* [PROBLEM REQUIREMENTS]: Could you return each line from the one bearing "Transcribe this image's" through the last line of the entries, exactly as it stands, with no pictures?

[Collected data]

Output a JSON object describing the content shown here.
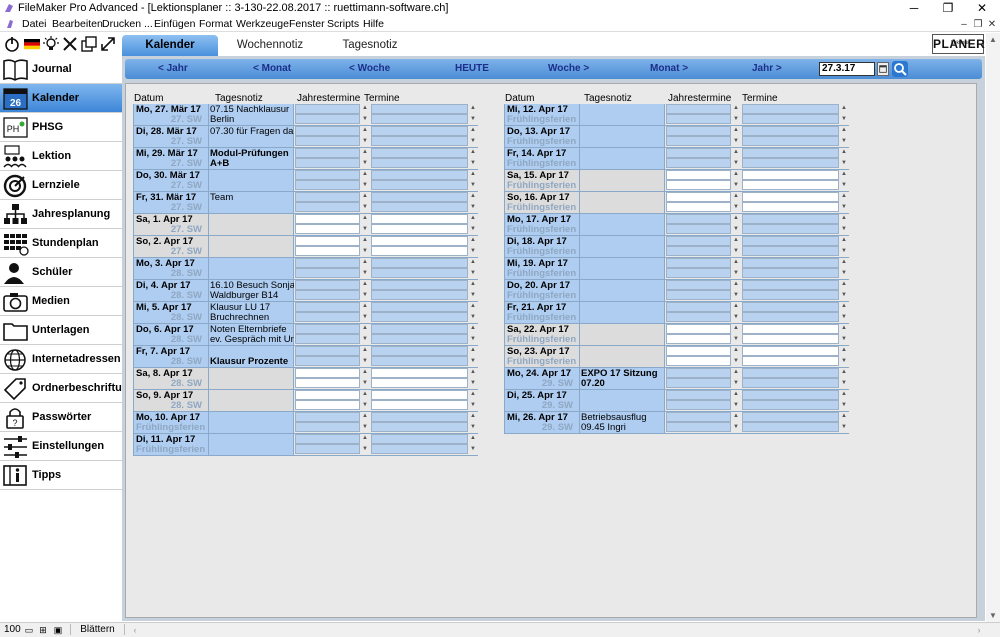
{
  "window": {
    "title": "FileMaker Pro Advanced - [Lektionsplaner :: 3-130-22.08.2017 :: ruettimann-software.ch]",
    "min_label": "─",
    "max_label": "❐",
    "close_label": "✕"
  },
  "menu": [
    "Datei",
    "Bearbeiten",
    "Drucken ...",
    "Einfügen",
    "Format",
    "Werkzeuge",
    "Fenster",
    "Scripts",
    "Hilfe"
  ],
  "mdi_controls": [
    "–",
    "❐",
    "✕"
  ],
  "sidebar": {
    "items": [
      {
        "label": "Journal",
        "icon": "book-icon"
      },
      {
        "label": "Kalender",
        "icon": "calendar-icon",
        "badge": "26",
        "active": true
      },
      {
        "label": "PHSG",
        "icon": "phsg-icon",
        "badge": "PH"
      },
      {
        "label": "Lektion",
        "icon": "class-icon"
      },
      {
        "label": "Lernziele",
        "icon": "target-icon"
      },
      {
        "label": "Jahresplanung",
        "icon": "hierarchy-icon"
      },
      {
        "label": "Stundenplan",
        "icon": "timetable-icon"
      },
      {
        "label": "Schüler",
        "icon": "student-icon"
      },
      {
        "label": "Medien",
        "icon": "camera-icon"
      },
      {
        "label": "Unterlagen",
        "icon": "folder-icon"
      },
      {
        "label": "Internetadressen",
        "icon": "globe-icon"
      },
      {
        "label": "Ordnerbeschriftung",
        "icon": "tag-icon"
      },
      {
        "label": "Passwörter",
        "icon": "lock-icon"
      },
      {
        "label": "Einstellungen",
        "icon": "sliders-icon"
      },
      {
        "label": "Tipps",
        "icon": "info-book-icon"
      }
    ]
  },
  "tabs": [
    "Kalender",
    "Wochennotiz",
    "Tagesnotiz"
  ],
  "logo": {
    "text": "PLANER",
    "small": "Lektions"
  },
  "navbar": {
    "buttons": [
      "< Jahr",
      "< Monat",
      "< Woche",
      "HEUTE",
      "Woche >",
      "Monat >",
      "Jahr >"
    ],
    "date_value": "27.3.17"
  },
  "columns": [
    "Datum",
    "Tagesnotiz",
    "Jahrestermine",
    "Termine"
  ],
  "left_days": [
    {
      "date": "Mo, 27. Mär 17",
      "week": "27. SW",
      "note": [
        "07.15 Nachklausur",
        "Berlin"
      ],
      "type": "wd"
    },
    {
      "date": "Di, 28. Mär 17",
      "week": "27. SW",
      "note": [
        "07.30 für Fragen da",
        ""
      ],
      "type": "wd"
    },
    {
      "date": "Mi, 29. Mär 17",
      "week": "27. SW",
      "note": [
        "Modul-Prüfungen",
        "A+B"
      ],
      "bold": true,
      "type": "wd"
    },
    {
      "date": "Do, 30. Mär 17",
      "week": "27. SW",
      "note": [
        "",
        ""
      ],
      "type": "wd"
    },
    {
      "date": "Fr, 31. Mär 17",
      "week": "27. SW",
      "note": [
        "Team",
        ""
      ],
      "type": "wd"
    },
    {
      "date": "Sa, 1. Apr 17",
      "week": "27. SW",
      "note": [
        "",
        ""
      ],
      "type": "we"
    },
    {
      "date": "So, 2. Apr 17",
      "week": "27. SW",
      "note": [
        "",
        ""
      ],
      "type": "we"
    },
    {
      "date": "Mo, 3. Apr 17",
      "week": "28. SW",
      "note": [
        "",
        ""
      ],
      "type": "wd"
    },
    {
      "date": "Di, 4. Apr 17",
      "week": "28. SW",
      "note": [
        "16.10 Besuch Sonja",
        "Waldburger B14"
      ],
      "type": "wd"
    },
    {
      "date": "Mi, 5. Apr 17",
      "week": "28. SW",
      "note": [
        "Klausur LU 17",
        "Bruchrechnen"
      ],
      "type": "wd"
    },
    {
      "date": "Do, 6. Apr 17",
      "week": "28. SW",
      "note": [
        "Noten Elternbriefe",
        "ev. Gespräch mit Urs"
      ],
      "type": "wd"
    },
    {
      "date": "Fr, 7. Apr 17",
      "week": "28. SW",
      "note": [
        "",
        "Klausur Prozente"
      ],
      "bold2": true,
      "type": "wd"
    },
    {
      "date": "Sa, 8. Apr 17",
      "week": "28. SW",
      "note": [
        "",
        ""
      ],
      "type": "we"
    },
    {
      "date": "So, 9. Apr 17",
      "week": "28. SW",
      "note": [
        "",
        ""
      ],
      "type": "we"
    },
    {
      "date": "Mo, 10. Apr 17",
      "week": "Frühlingsferien 1",
      "note": [
        "",
        ""
      ],
      "type": "wd"
    },
    {
      "date": "Di, 11. Apr 17",
      "week": "Frühlingsferien 1",
      "note": [
        "",
        ""
      ],
      "type": "wd"
    }
  ],
  "right_days": [
    {
      "date": "Mi, 12. Apr 17",
      "week": "Frühlingsferien 1",
      "note": [
        "",
        ""
      ],
      "type": "wd"
    },
    {
      "date": "Do, 13. Apr 17",
      "week": "Frühlingsferien 1",
      "note": [
        "",
        ""
      ],
      "type": "wd"
    },
    {
      "date": "Fr, 14. Apr 17",
      "week": "Frühlingsferien 1",
      "note": [
        "",
        ""
      ],
      "type": "wd"
    },
    {
      "date": "Sa, 15. Apr 17",
      "week": "Frühlingsferien 1",
      "note": [
        "",
        ""
      ],
      "type": "we"
    },
    {
      "date": "So, 16. Apr 17",
      "week": "Frühlingsferien 1",
      "note": [
        "",
        ""
      ],
      "type": "we"
    },
    {
      "date": "Mo, 17. Apr 17",
      "week": "Frühlingsferien 2",
      "note": [
        "",
        ""
      ],
      "type": "wd"
    },
    {
      "date": "Di, 18. Apr 17",
      "week": "Frühlingsferien 2",
      "note": [
        "",
        ""
      ],
      "type": "wd"
    },
    {
      "date": "Mi, 19. Apr 17",
      "week": "Frühlingsferien 2",
      "note": [
        "",
        ""
      ],
      "type": "wd"
    },
    {
      "date": "Do, 20. Apr 17",
      "week": "Frühlingsferien 2",
      "note": [
        "",
        ""
      ],
      "type": "wd"
    },
    {
      "date": "Fr, 21. Apr 17",
      "week": "Frühlingsferien 2",
      "note": [
        "",
        ""
      ],
      "type": "wd"
    },
    {
      "date": "Sa, 22. Apr 17",
      "week": "Frühlingsferien 2",
      "note": [
        "",
        ""
      ],
      "type": "we"
    },
    {
      "date": "So, 23. Apr 17",
      "week": "Frühlingsferien 2",
      "note": [
        "",
        ""
      ],
      "type": "we"
    },
    {
      "date": "Mo, 24. Apr 17",
      "week": "29. SW",
      "note": [
        "EXPO 17 Sitzung",
        "07.20"
      ],
      "bold": true,
      "type": "wd"
    },
    {
      "date": "Di, 25. Apr 17",
      "week": "29. SW",
      "note": [
        "",
        ""
      ],
      "type": "wd"
    },
    {
      "date": "Mi, 26. Apr 17",
      "week": "29. SW",
      "note": [
        "Betriebsausflug",
        "09.45 Ingri"
      ],
      "type": "wd"
    }
  ],
  "status": {
    "zoom": "100",
    "mode": "Blättern"
  },
  "colors": {
    "accent": "#4a90dd",
    "weekday": "#aecdf1",
    "weekend": "#dcdcdc",
    "week_label": "#8fa7c2"
  }
}
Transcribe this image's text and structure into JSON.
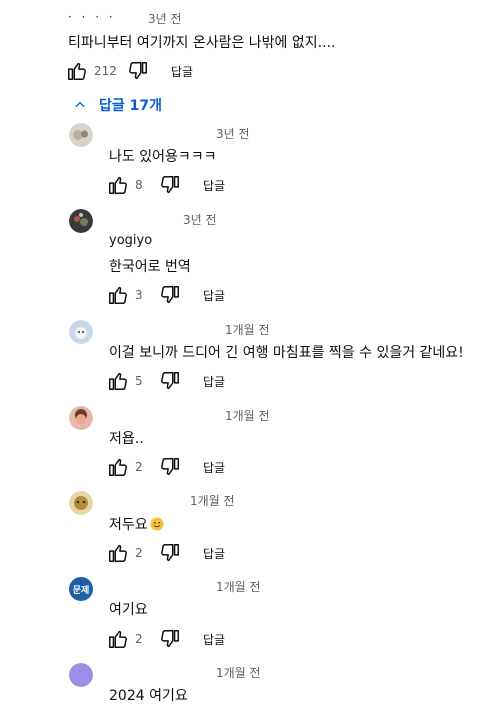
{
  "top_comment": {
    "author_partial": "· ·  · ·",
    "time": "3년 전",
    "text": "티파니부터 여기까지 온사람은 나밖에 없지....",
    "like_count": "212",
    "reply_label": "답글"
  },
  "replies_toggle": {
    "label": "답글 17개"
  },
  "replies": [
    {
      "author": "",
      "time": "3년 전",
      "text": "나도 있어용ㅋㅋㅋ",
      "like_count": "8",
      "reply_label": "답글"
    },
    {
      "author": "yogiyo",
      "time": "3년 전",
      "text": "한국어로 번역",
      "like_count": "3",
      "reply_label": "답글"
    },
    {
      "author": "",
      "time": "1개월 전",
      "text": "이걸 보니까 드디어 긴 여행 마침표를 찍을 수 있을거 같네요!",
      "like_count": "5",
      "reply_label": "답글"
    },
    {
      "author": "",
      "time": "1개월 전",
      "text": "저욥..",
      "like_count": "2",
      "reply_label": "답글"
    },
    {
      "author": "",
      "time": "1개월 전",
      "text": "저두요",
      "like_count": "2",
      "reply_label": "답글"
    },
    {
      "author": "",
      "time": "1개월 전",
      "text": "여기요",
      "like_count": "2",
      "reply_label": "답글"
    },
    {
      "author": "",
      "time": "1개월 전",
      "text": "2024 여기요"
    }
  ],
  "avatars": [
    {
      "icon": "avatar-photo-icon",
      "color": "#d9d3c9"
    },
    {
      "icon": "avatar-photo-icon",
      "color": "#3a3a3a"
    },
    {
      "icon": "avatar-photo-icon",
      "color": "#c9d8e6"
    },
    {
      "icon": "avatar-photo-icon",
      "color": "#d79a8a"
    },
    {
      "icon": "avatar-photo-icon",
      "color": "#b58a3c"
    },
    {
      "icon": "avatar-text-icon",
      "color": "#1f5fa8",
      "text": "문제"
    },
    {
      "icon": "avatar-plain-icon",
      "color": "#9b8ee6"
    }
  ],
  "colors": {
    "link_blue": "#065fd4",
    "meta_gray": "#606060",
    "text": "#0f0f0f"
  }
}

* [RESPONSE BELOW]:
Transcribe this image's text and structure into JSON.
{
  "top_comment": {
    "author_partial": "· ·  · ·",
    "time": "3년 전",
    "text": "티파니부터 여기까지 온사람은 나밖에 없지....",
    "like_count": "212",
    "reply_label": "답글"
  },
  "replies_toggle": {
    "label": "답글 17개"
  },
  "replies": [
    {
      "author": "",
      "time": "3년 전",
      "text": "나도 있어용ㅋㅋㅋ",
      "like_count": "8",
      "reply_label": "답글"
    },
    {
      "author": "yogiyo",
      "time": "3년 전",
      "text": "한국어로 번역",
      "like_count": "3",
      "reply_label": "답글"
    },
    {
      "author": "",
      "time": "1개월 전",
      "text": "이걸 보니까 드디어 긴 여행 마침표를 찍을 수 있을거 같네요!",
      "like_count": "5",
      "reply_label": "답글"
    },
    {
      "author": "",
      "time": "1개월 전",
      "text": "저욥..",
      "like_count": "2",
      "reply_label": "답글"
    },
    {
      "author": "",
      "time": "1개월 전",
      "text": "저두요",
      "like_count": "2",
      "reply_label": "답글"
    },
    {
      "author": "",
      "time": "1개월 전",
      "text": "여기요",
      "like_count": "2",
      "reply_label": "답글"
    },
    {
      "author": "",
      "time": "1개월 전",
      "text": "2024 여기요"
    }
  ],
  "avatars": [
    {
      "icon": "avatar-photo-icon",
      "color": "#d9d3c9"
    },
    {
      "icon": "avatar-photo-icon",
      "color": "#3a3a3a"
    },
    {
      "icon": "avatar-photo-icon",
      "color": "#c9d8e6"
    },
    {
      "icon": "avatar-photo-icon",
      "color": "#d79a8a"
    },
    {
      "icon": "avatar-photo-icon",
      "color": "#b58a3c"
    },
    {
      "icon": "avatar-text-icon",
      "color": "#1f5fa8",
      "text": "문제"
    },
    {
      "icon": "avatar-plain-icon",
      "color": "#9b8ee6"
    }
  ],
  "colors": {
    "link_blue": "#065fd4",
    "meta_gray": "#606060",
    "text": "#0f0f0f"
  }
}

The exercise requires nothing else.